Writing Your Legacy

Have you thought about it? Leaving your legacy, I mean. Since we don't have a crystal ball that tells us when we'll ... well, you know ... leaving your legacy at any age is important. Do it now.



Writing Your Living Legacy (TM)
Autobiographies of us “ordinary” people are rarely written. Do you think they’re only for famous folks or the fleeting, extra-ordinary events that pop up in life? Think again.
I wouldn't have thought about writing my own Living Legacy if I hadn't created the Blast from Your Past book series about pioneering Rock & Roll Radio DJs (1954-1979). Sometime during the process I realized that in writing their legacies, I'm also leaving my own ... as I interject personal memories about the era and listening to radio DJs in my youth, it struck me that everyone's history is important, so ...
I’m talking about “Writing YOUR Living Legacy”
With the share-ability of the Internet, we are no longer stifled with just one book that truncates our lives at “The End.” In a Living Legacy, long after you have written your last word, future generations can laugh with you, cry with you, exclaim at your antics … and add their own through cloud a document you created, or personal website - or even consider a published book!
As a Boomer if you’ve written a book and it isn’t about your early life or anecdotes of your parents’ or grandparents’ lives, think with me for a minute … what will your family remember of you? Will your descendants three generations from now even know who you were? Do the books you’ve written tell them anything about you?
And if you have written your own story, perhaps we can discuss a couple of thoughts you have not yet considered. Leaving a Living Legacy goes beyond you and the focus of your autobiography; it captures as many memories and family stories as possible, in one central location.
For those who think they have no desire to write a book … well … this is for you, too. I’m hoping to instill a reason to at least make notes. Not simply journal notes – those are subtly different – although they can be helpful for an overall project.
Begin with your typical memoir stuff – where you grew up, went to school, got your first job. Just to get the juices flowing. In addition to stating simple facts, add a colorful memory. OK, I’ll go first.

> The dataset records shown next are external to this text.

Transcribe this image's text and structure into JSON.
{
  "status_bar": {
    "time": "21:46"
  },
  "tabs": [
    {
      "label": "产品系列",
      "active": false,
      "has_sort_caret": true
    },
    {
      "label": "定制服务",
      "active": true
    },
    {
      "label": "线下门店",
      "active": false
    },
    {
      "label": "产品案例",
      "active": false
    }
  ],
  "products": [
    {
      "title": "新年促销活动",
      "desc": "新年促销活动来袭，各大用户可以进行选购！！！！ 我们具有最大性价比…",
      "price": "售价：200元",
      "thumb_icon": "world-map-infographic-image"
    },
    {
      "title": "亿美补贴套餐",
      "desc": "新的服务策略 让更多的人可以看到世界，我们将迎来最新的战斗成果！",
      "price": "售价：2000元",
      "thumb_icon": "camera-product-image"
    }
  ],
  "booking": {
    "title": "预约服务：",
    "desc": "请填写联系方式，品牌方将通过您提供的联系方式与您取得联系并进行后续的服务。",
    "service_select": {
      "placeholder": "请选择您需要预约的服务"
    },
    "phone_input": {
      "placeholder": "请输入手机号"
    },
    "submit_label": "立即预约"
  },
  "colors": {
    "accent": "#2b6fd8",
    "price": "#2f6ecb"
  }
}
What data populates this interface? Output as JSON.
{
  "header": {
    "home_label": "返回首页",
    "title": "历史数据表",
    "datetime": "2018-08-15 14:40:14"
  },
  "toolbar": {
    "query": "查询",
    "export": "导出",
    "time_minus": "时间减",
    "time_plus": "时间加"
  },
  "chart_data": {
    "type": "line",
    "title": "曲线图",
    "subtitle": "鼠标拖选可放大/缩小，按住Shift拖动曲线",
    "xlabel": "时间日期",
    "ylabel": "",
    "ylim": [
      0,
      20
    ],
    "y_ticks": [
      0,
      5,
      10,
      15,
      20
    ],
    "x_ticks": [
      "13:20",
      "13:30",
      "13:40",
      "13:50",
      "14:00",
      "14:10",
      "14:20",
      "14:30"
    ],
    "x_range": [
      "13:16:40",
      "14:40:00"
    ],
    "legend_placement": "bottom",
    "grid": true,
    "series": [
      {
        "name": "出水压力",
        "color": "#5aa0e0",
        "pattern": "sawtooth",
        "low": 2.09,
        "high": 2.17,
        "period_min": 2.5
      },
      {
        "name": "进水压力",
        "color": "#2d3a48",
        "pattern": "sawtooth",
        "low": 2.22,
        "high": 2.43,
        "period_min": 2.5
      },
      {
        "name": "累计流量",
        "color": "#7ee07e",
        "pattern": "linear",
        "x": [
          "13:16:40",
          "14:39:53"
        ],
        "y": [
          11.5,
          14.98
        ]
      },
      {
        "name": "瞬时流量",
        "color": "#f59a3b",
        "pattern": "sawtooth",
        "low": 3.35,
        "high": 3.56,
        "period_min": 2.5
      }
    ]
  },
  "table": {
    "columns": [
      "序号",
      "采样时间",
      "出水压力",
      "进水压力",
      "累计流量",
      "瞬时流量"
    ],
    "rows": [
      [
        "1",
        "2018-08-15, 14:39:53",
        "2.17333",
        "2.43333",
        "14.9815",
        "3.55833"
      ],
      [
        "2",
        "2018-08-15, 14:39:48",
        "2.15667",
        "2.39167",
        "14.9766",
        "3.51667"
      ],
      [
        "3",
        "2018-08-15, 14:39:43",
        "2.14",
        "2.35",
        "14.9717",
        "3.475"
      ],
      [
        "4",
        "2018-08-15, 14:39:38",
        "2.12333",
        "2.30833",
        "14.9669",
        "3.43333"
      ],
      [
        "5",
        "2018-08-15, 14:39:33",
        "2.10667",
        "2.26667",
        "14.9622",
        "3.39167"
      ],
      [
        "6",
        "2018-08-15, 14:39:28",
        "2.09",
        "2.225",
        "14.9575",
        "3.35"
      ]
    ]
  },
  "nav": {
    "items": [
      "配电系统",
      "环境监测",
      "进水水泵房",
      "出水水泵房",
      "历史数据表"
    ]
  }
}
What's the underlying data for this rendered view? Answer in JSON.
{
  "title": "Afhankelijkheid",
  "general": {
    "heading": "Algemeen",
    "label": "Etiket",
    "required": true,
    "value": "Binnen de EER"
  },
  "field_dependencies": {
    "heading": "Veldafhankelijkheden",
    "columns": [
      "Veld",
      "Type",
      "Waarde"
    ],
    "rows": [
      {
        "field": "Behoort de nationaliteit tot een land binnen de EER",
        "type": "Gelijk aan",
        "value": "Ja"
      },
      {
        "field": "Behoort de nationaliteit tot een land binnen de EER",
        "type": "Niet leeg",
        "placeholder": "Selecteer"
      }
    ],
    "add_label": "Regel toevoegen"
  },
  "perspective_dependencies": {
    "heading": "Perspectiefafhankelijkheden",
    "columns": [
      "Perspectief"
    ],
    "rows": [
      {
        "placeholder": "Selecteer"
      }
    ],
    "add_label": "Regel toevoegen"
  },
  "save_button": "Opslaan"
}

A cousin recently shared one of his poignant memories of my mother. It was completely out of the blue, and
when I read his email, it brought tears to my eyes. I hadn’t realized what he felt as a child when my mother helped him through a tough time – and he shared with me, because he never told my mother how much he appreciated her.
I entered my cousin’s memory into my outline of general events surrounding the year or so in question, and my thoughts about that time.
Now, it’s part of a Living Legacy …
Have you ever told a funny story to one of your kids or grandkids from when you were their age, about your mom and dad? How about a terrific summer trip to the beach or the zoo that was particularly memorable? Or did you relay a poignant tale of how you and your spouse met?
Probably … we all tell the tales at family gatherings, and laugh or cry or shake our heads in mock disbelief … and go on about our lives. It’s time. You need to take a few moments as often as possible, as soon as possible, and jot down the stories that breathe life into the names on your family tree, before they’re lost forever.
Although I’m speaking primarily to the illustrious group of those who are 50+, it is never too early or too late to contribute to your family’s archives.
Most of us can recall anecdotes from our own youth, perhaps some your parents told you about where they lived, how many times they moved, or why. And it could be a few tales trickled down from your grandparents.
Beyond that …
Studying our lineage is growing in popularity and genealogy sites are numerous. But few families have taken the time to interview their elders and record their thoughts, feelings, and wistful memories, for future generations. Until you do, your family tree is simply a two-dimensional spread of spindly limbs.
Memories make your life real. But what happens to those memories when you’re no longer able to share them? Don’t let them disappear. Start now. Help your family create a Living Legacy. Urge your extended family to share with you.
How, you ask?
After compiling some intriguing stories, you might be surprised to find there is enough material, or rather enough compelling material, to create a book for sale to the public, or simply to share with your family. What fun!
And if you have already begun a family archive of personal memories, why not expand your writing skills and bring together tales about others in your life who inspired or intrigued you?
That’s what I’m doing with the Blast from Your Past™ series. I’m sharing true behind-the-microphone tales of pioneering Rock & Roll Radio DJs, and jazzing their individual stories (legacies) with trivia, historical facts, and fun, personal observations of the era. It’s my way of giving back and preserving the pleasure these energetic keepers of Rock & Roll gave us all, “back in the day.”
Who inspired you? What is there about a decade or two in your life that is fascinating and worth preserving? Who were the people behind it? Are there unsung heroes?
C’mon! Let your colorful memories roll and rock that family tree of black-and-white names, ‘til they’re “read” all over!


LinDee Rochelle is available to speak to your group, organization or school, about how to begin and maintain Your Living Legacy, for sentiment, for sale, or for others. To schedule Skype sessions, in-person (SoCal/USA or with travel arrangements), or via webinar, contact for details.

No comments:

Post a Comment

Only intelligent, non-abusive comments (preferably with humor), will be published. Thank you for your interest!